Dr. Bernstein is very interesting but is very hardcore. I've lost some weight (peaked @ 275 and am now around 185-90 lbs...) and haven't ever gone to 30G of carbs/ day. I like "Good Calories/Bad Calories" too, along with Taubes' other book, "Why We Get Fat" and they seem to suggest that less carbs can get you there as readily as picking an arbitrary low number. The "history of the science" suggests as many as 75G of carbs can result in weight loss. I eat more than that but maybe I cheat by working out a lot. I don't think 1x tab/ hour will make you gain weight. It's most important to keep your BG ok but I think that if you moderate your diet and exercise to "get healthier" (faster, stronger, more able to enjoy a stroll...) you can lose weight.

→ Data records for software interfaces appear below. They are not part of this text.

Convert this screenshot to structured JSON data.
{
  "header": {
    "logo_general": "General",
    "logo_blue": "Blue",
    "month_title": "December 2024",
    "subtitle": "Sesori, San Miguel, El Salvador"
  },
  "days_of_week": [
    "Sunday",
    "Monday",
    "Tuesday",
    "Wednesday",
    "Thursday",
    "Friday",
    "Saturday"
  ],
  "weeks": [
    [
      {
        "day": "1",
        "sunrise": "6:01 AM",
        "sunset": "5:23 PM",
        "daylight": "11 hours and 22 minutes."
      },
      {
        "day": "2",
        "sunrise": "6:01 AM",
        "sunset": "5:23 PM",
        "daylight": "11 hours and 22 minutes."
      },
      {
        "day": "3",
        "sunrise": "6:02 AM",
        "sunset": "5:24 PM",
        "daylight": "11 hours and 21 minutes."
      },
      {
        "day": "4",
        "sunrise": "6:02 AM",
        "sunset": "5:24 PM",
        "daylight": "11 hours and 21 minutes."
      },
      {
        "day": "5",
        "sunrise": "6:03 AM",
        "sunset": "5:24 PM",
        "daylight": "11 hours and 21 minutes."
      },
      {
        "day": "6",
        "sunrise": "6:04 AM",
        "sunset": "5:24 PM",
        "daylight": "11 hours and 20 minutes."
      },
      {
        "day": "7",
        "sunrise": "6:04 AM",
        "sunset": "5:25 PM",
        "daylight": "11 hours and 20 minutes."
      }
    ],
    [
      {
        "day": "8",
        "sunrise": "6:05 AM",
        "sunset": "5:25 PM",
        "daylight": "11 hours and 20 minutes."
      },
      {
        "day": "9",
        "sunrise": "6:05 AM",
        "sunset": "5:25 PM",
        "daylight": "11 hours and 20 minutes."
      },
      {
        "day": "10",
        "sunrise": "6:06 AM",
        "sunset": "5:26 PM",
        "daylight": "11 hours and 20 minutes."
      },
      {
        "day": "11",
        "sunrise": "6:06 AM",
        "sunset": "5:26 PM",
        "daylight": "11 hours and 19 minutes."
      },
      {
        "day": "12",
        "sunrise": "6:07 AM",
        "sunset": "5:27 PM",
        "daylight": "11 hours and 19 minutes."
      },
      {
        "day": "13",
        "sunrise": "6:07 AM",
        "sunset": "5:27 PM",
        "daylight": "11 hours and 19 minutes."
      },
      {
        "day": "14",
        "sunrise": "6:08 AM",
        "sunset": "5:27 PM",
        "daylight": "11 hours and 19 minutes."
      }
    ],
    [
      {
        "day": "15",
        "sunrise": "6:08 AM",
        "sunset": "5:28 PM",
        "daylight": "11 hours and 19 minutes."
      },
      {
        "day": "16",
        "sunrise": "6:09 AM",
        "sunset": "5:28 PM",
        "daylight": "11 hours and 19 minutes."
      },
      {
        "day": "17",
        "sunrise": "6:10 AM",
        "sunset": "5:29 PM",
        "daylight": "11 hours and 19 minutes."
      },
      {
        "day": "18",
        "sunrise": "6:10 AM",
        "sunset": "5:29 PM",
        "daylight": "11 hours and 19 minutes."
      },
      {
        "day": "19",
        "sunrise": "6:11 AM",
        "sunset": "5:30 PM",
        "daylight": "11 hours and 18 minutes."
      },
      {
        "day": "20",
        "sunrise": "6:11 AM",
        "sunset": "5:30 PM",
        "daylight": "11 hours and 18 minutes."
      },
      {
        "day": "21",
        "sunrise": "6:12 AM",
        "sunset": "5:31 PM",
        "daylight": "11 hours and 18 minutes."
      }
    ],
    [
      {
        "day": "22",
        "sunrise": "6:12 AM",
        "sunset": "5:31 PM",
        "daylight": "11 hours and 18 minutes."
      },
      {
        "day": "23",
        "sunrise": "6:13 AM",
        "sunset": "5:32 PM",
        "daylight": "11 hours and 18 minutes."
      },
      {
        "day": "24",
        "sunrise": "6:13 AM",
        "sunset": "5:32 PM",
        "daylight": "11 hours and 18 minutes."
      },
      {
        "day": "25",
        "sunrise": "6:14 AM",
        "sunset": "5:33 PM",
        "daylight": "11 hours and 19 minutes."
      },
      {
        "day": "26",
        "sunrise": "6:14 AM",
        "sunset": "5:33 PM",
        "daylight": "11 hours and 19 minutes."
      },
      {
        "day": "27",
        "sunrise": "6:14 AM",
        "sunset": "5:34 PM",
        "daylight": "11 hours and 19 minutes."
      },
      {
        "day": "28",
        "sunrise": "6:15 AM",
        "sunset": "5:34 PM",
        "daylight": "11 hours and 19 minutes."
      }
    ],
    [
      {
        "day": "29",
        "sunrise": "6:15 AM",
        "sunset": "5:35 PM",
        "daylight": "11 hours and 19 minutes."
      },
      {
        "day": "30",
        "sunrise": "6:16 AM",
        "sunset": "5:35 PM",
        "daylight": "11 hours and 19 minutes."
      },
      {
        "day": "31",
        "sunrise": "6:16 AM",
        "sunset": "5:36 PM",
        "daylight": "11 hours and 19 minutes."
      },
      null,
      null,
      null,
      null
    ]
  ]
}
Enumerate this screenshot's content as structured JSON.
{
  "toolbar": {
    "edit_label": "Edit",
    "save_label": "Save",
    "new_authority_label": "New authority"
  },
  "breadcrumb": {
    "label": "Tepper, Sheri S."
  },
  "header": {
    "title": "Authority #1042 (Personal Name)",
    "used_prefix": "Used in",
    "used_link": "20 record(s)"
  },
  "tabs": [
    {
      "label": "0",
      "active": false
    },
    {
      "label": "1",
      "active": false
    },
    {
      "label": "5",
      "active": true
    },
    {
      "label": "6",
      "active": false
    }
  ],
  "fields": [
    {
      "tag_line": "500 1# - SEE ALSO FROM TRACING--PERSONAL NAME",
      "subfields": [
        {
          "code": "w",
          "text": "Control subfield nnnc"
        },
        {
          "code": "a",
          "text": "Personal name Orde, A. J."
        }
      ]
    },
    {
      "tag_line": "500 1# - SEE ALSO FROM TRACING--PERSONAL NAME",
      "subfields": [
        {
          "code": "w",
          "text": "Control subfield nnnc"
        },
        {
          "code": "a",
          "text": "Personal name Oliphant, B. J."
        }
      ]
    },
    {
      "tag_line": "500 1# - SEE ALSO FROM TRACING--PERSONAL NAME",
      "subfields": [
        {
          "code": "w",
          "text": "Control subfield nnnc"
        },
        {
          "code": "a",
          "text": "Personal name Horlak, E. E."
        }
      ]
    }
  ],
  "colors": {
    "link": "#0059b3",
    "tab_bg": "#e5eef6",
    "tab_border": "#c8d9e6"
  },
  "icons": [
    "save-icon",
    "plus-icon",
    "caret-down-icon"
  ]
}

i have always considered myself to be basically following the bernstein diet...low carb, moderate protein, but reading up on it now there are a lot of details i missed out on! can anybody here tell me what they eat on a typical day while following dr. b
Hello, I just finished reading his book last month. What I got from it was that he suggests taking one glucose tab each hour for extended cardio to stop blood sugar from dropping. The amount of calories in glucose tabs are minimal so if you need them while you are working out, don't hold back. Make sure to check your blood sugar frequently during your first couple sessions to find out how your body responds to that exercise. A general rule is that strength training increases blood sugars and extended cardio(~20mins +) reduces blood sugar. Let me know if you have any other questions! Hope this helps a little.
I've followed Bernstein since 2006. Bernstein doesn't recommend any specific amount of glucose, he recommends you ingest the right amount to maintain a normal blood sugar. If you are doing low-moderate aerobic exercise for more than 30 minutes, it will be common for you to start to drop lower as your insulin sensitivity can double during exercise. Bernstein suggests that a gram of carbs raises your blood sugar 5-10 mg/dl (although for me it is more like 2-3 mg/dl). If you drop 50 mg/dl over an hour of exercise, you would need 5-10 grams of carbs to maintain a normal blood sugar. Not even one glucose tab. He would recommend you take something smaller, such as a number of smarties which are 0.4 gram for a little tab.
Even more important, for many of us, aerobic exercise such as weightlifting or sprinting increases blood sugar. So I rarely have trouble going low and when I do undertake aerobic exercise and start to go low, I can sprint and offset the drop. In fact, Bernstein actually recommends that you undertake weightlifting or interval training as a preferred method of exercise.
ps. Glucose used to treat a low properly (to restore a normal blood sugar) has no effect on weight. Overtreating a low can lead to weight gain.